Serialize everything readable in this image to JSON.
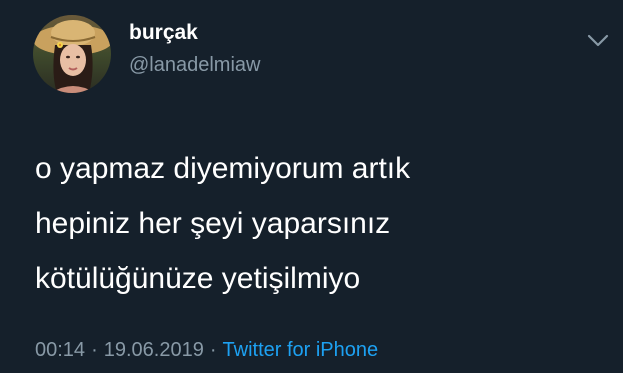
{
  "author": {
    "display_name": "burçak",
    "handle": "@lanadelmiaw"
  },
  "tweet": {
    "lines": [
      "o yapmaz diyemiyorum artık",
      "hepiniz her şeyi yaparsınız",
      "kötülüğünüze yetişilmiyo"
    ]
  },
  "meta": {
    "time": "00:14",
    "separator": "·",
    "date": "19.06.2019",
    "source": "Twitter for iPhone"
  },
  "colors": {
    "background": "#15202b",
    "primary_text": "#ffffff",
    "secondary_text": "#8899a6",
    "link": "#1da1f2"
  },
  "icons": {
    "menu": "chevron-down-icon",
    "avatar": "profile-photo"
  }
}
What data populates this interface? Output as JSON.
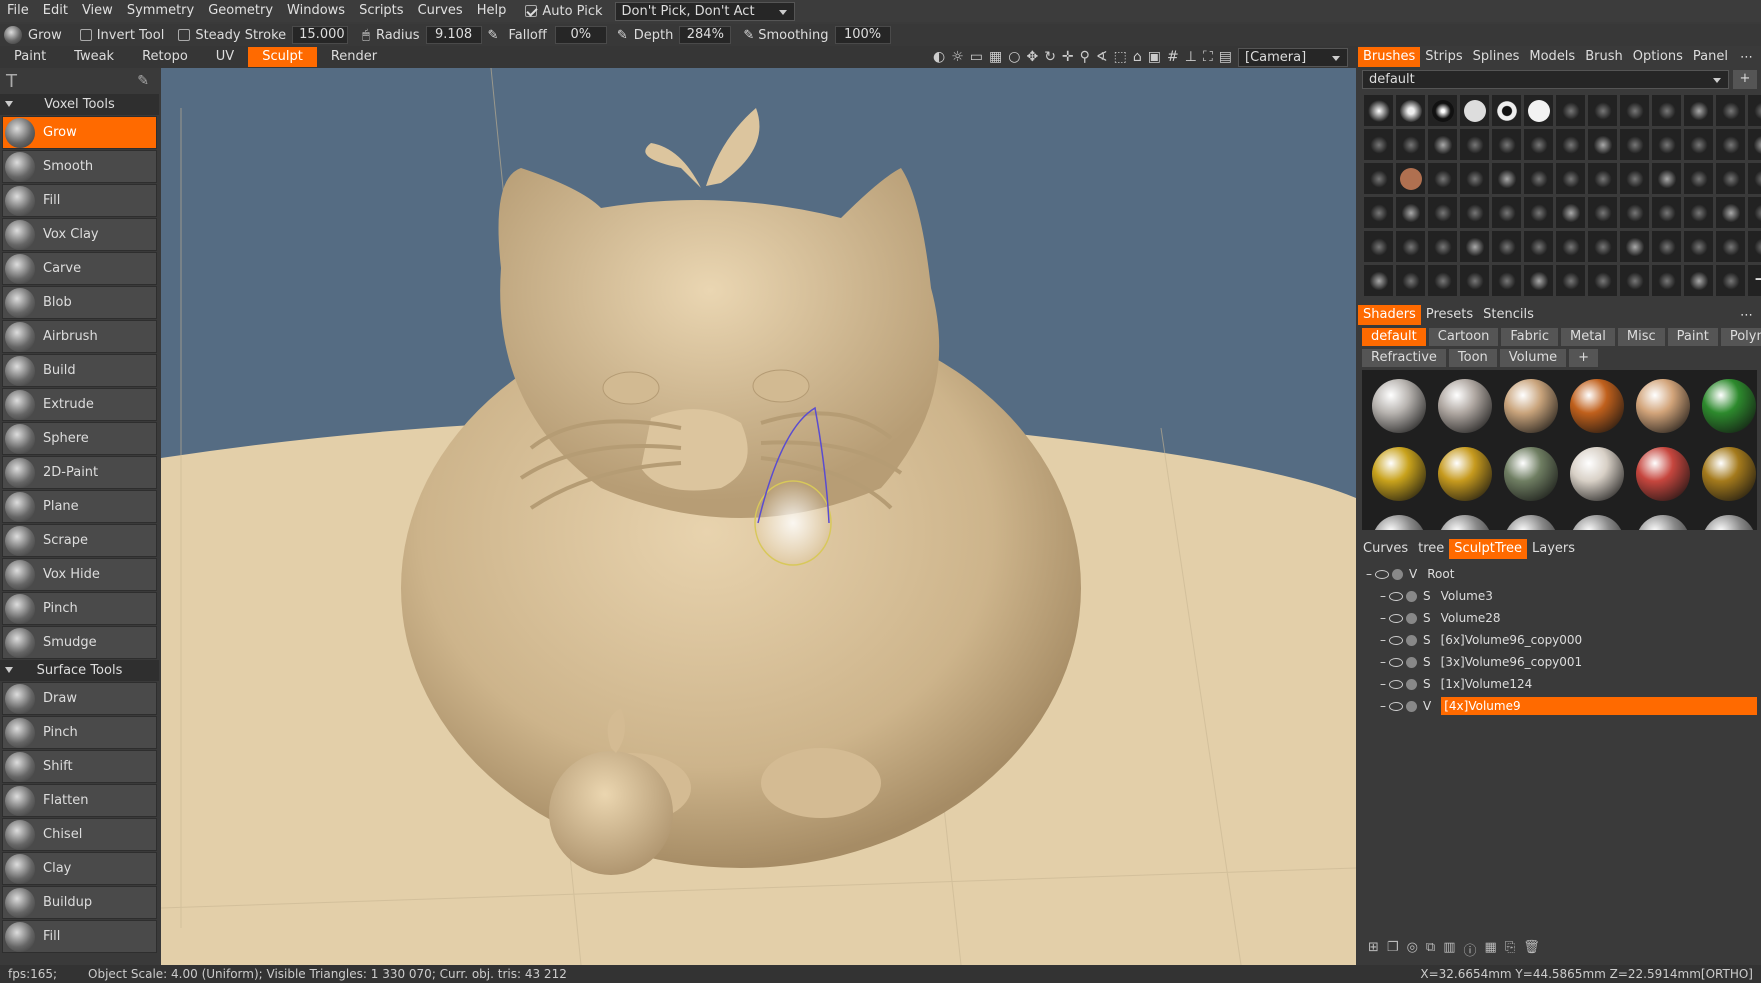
{
  "menubar": {
    "items": [
      "File",
      "Edit",
      "View",
      "Symmetry",
      "Geometry",
      "Windows",
      "Scripts",
      "Curves",
      "Help"
    ],
    "auto_pick": "Auto Pick",
    "pick_mode": "Don't Pick, Don't Act"
  },
  "toolbar": {
    "current_tool": "Grow",
    "invert_tool": "Invert Tool",
    "steady_stroke": "Steady Stroke",
    "steady_value": "15.000",
    "radius_label": "Radius",
    "radius_value": "9.108",
    "falloff_label": "Falloff",
    "falloff_value": "0%",
    "depth_label": "Depth",
    "depth_value": "284%",
    "smoothing_label": "Smoothing",
    "smoothing_value": "100%",
    "camera": "[Camera]"
  },
  "modes": [
    "Paint",
    "Tweak",
    "Retopo",
    "UV",
    "Sculpt",
    "Render"
  ],
  "active_mode": "Sculpt",
  "voxel_group": "Voxel  Tools",
  "voxel_tools": [
    "Grow",
    "Smooth",
    "Fill",
    "Vox Clay",
    "Carve",
    "Blob",
    "Airbrush",
    "Build",
    "Extrude",
    "Sphere",
    "2D-Paint",
    "Plane",
    "Scrape",
    "Vox Hide",
    "Pinch",
    "Smudge"
  ],
  "surface_group": "Surface  Tools",
  "surface_tools": [
    "Draw",
    "Pinch",
    "Shift",
    "Flatten",
    "Chisel",
    "Clay",
    "Buildup",
    "Fill"
  ],
  "brush_tabs": [
    "Brushes",
    "Strips",
    "Splines",
    "Models",
    "Brush",
    "Options",
    "Panel"
  ],
  "brush_preset": "default",
  "shader_tabs": [
    "Shaders",
    "Presets",
    "Stencils"
  ],
  "shader_cats1": [
    "default",
    "Cartoon",
    "Fabric",
    "Metal",
    "Misc",
    "Paint",
    "Polymer"
  ],
  "shader_cats2": [
    "Refractive",
    "Toon",
    "Volume"
  ],
  "shader_colors": [
    "#b8b4b0",
    "#b0a8a2",
    "#c9a47c",
    "#c0601c",
    "#d2a47a",
    "#2d8a2d",
    "#c8a21c",
    "#c69a1e",
    "#6f7e62",
    "#d8d0c6",
    "#c6463e",
    "#a47a1c"
  ],
  "tree_tabs": [
    "Curves",
    "tree",
    "SculptTree",
    "Layers"
  ],
  "tree": [
    {
      "type": "V",
      "name": "Root"
    },
    {
      "type": "S",
      "name": "Volume3"
    },
    {
      "type": "S",
      "name": "Volume28"
    },
    {
      "type": "S",
      "name": "[6x]Volume96_copy000"
    },
    {
      "type": "S",
      "name": "[3x]Volume96_copy001"
    },
    {
      "type": "S",
      "name": "[1x]Volume124"
    },
    {
      "type": "V",
      "name": "[4x]Volume9"
    }
  ],
  "status": {
    "fps": "fps:165;",
    "object_info": "Object Scale: 4.00 (Uniform); Visible Triangles: 1 330 070; Curr. obj. tris: 43 212",
    "coords": "X=32.6654mm Y=44.5865mm Z=22.5914mm[ORTHO]"
  }
}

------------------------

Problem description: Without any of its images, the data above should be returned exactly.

Answer to this problem:
Serialize everything readable in this image to JSON.
{
  "author": {
    "display_name": "burçak",
    "handle": "@lanadelmiaw"
  },
  "tweet": {
    "lines": [
      "o yapmaz diyemiyorum artık",
      "hepiniz her şeyi yaparsınız",
      "kötülüğünüze yetişilmiyo"
    ]
  },
  "meta": {
    "time": "00:14",
    "separator": "·",
    "date": "19.06.2019",
    "source": "Twitter for iPhone"
  },
  "colors": {
    "background": "#15202b",
    "primary_text": "#ffffff",
    "secondary_text": "#8899a6",
    "link": "#1da1f2"
  },
  "icons": {
    "menu": "chevron-down-icon",
    "avatar": "profile-photo"
  }
}
What data populates this interface? Output as JSON.
{
  "menubar": {
    "items": [
      "File",
      "Edit",
      "View",
      "Symmetry",
      "Geometry",
      "Windows",
      "Scripts",
      "Curves",
      "Help"
    ],
    "auto_pick": "Auto Pick",
    "pick_mode": "Don't Pick, Don't Act"
  },
  "toolbar": {
    "current_tool": "Grow",
    "invert_tool": "Invert Tool",
    "steady_stroke": "Steady Stroke",
    "steady_value": "15.000",
    "radius_label": "Radius",
    "radius_value": "9.108",
    "falloff_label": "Falloff",
    "falloff_value": "0%",
    "depth_label": "Depth",
    "depth_value": "284%",
    "smoothing_label": "Smoothing",
    "smoothing_value": "100%",
    "camera": "[Camera]"
  },
  "modes": [
    "Paint",
    "Tweak",
    "Retopo",
    "UV",
    "Sculpt",
    "Render"
  ],
  "active_mode": "Sculpt",
  "voxel_group": "Voxel  Tools",
  "voxel_tools": [
    "Grow",
    "Smooth",
    "Fill",
    "Vox Clay",
    "Carve",
    "Blob",
    "Airbrush",
    "Build",
    "Extrude",
    "Sphere",
    "2D-Paint",
    "Plane",
    "Scrape",
    "Vox Hide",
    "Pinch",
    "Smudge"
  ],
  "surface_group": "Surface  Tools",
  "surface_tools": [
    "Draw",
    "Pinch",
    "Shift",
    "Flatten",
    "Chisel",
    "Clay",
    "Buildup",
    "Fill"
  ],
  "brush_tabs": [
    "Brushes",
    "Strips",
    "Splines",
    "Models",
    "Brush",
    "Options",
    "Panel"
  ],
  "brush_preset": "default",
  "shader_tabs": [
    "Shaders",
    "Presets",
    "Stencils"
  ],
  "shader_cats1": [
    "default",
    "Cartoon",
    "Fabric",
    "Metal",
    "Misc",
    "Paint",
    "Polymer"
  ],
  "shader_cats2": [
    "Refractive",
    "Toon",
    "Volume"
  ],
  "shader_colors": [
    "#b8b4b0",
    "#b0a8a2",
    "#c9a47c",
    "#c0601c",
    "#d2a47a",
    "#2d8a2d",
    "#c8a21c",
    "#c69a1e",
    "#6f7e62",
    "#d8d0c6",
    "#c6463e",
    "#a47a1c"
  ],
  "tree_tabs": [
    "Curves",
    "tree",
    "SculptTree",
    "Layers"
  ],
  "tree": [
    {
      "type": "V",
      "name": "Root"
    },
    {
      "type": "S",
      "name": "Volume3"
    },
    {
      "type": "S",
      "name": "Volume28"
    },
    {
      "type": "S",
      "name": "[6x]Volume96_copy000"
    },
    {
      "type": "S",
      "name": "[3x]Volume96_copy001"
    },
    {
      "type": "S",
      "name": "[1x]Volume124"
    },
    {
      "type": "V",
      "name": "[4x]Volume9"
    }
  ],
  "status": {
    "fps": "fps:165;",
    "object_info": "Object Scale: 4.00 (Uniform); Visible Triangles: 1 330 070; Curr. obj. tris: 43 212",
    "coords": "X=32.6654mm Y=44.5865mm Z=22.5914mm[ORTHO]"
  }
}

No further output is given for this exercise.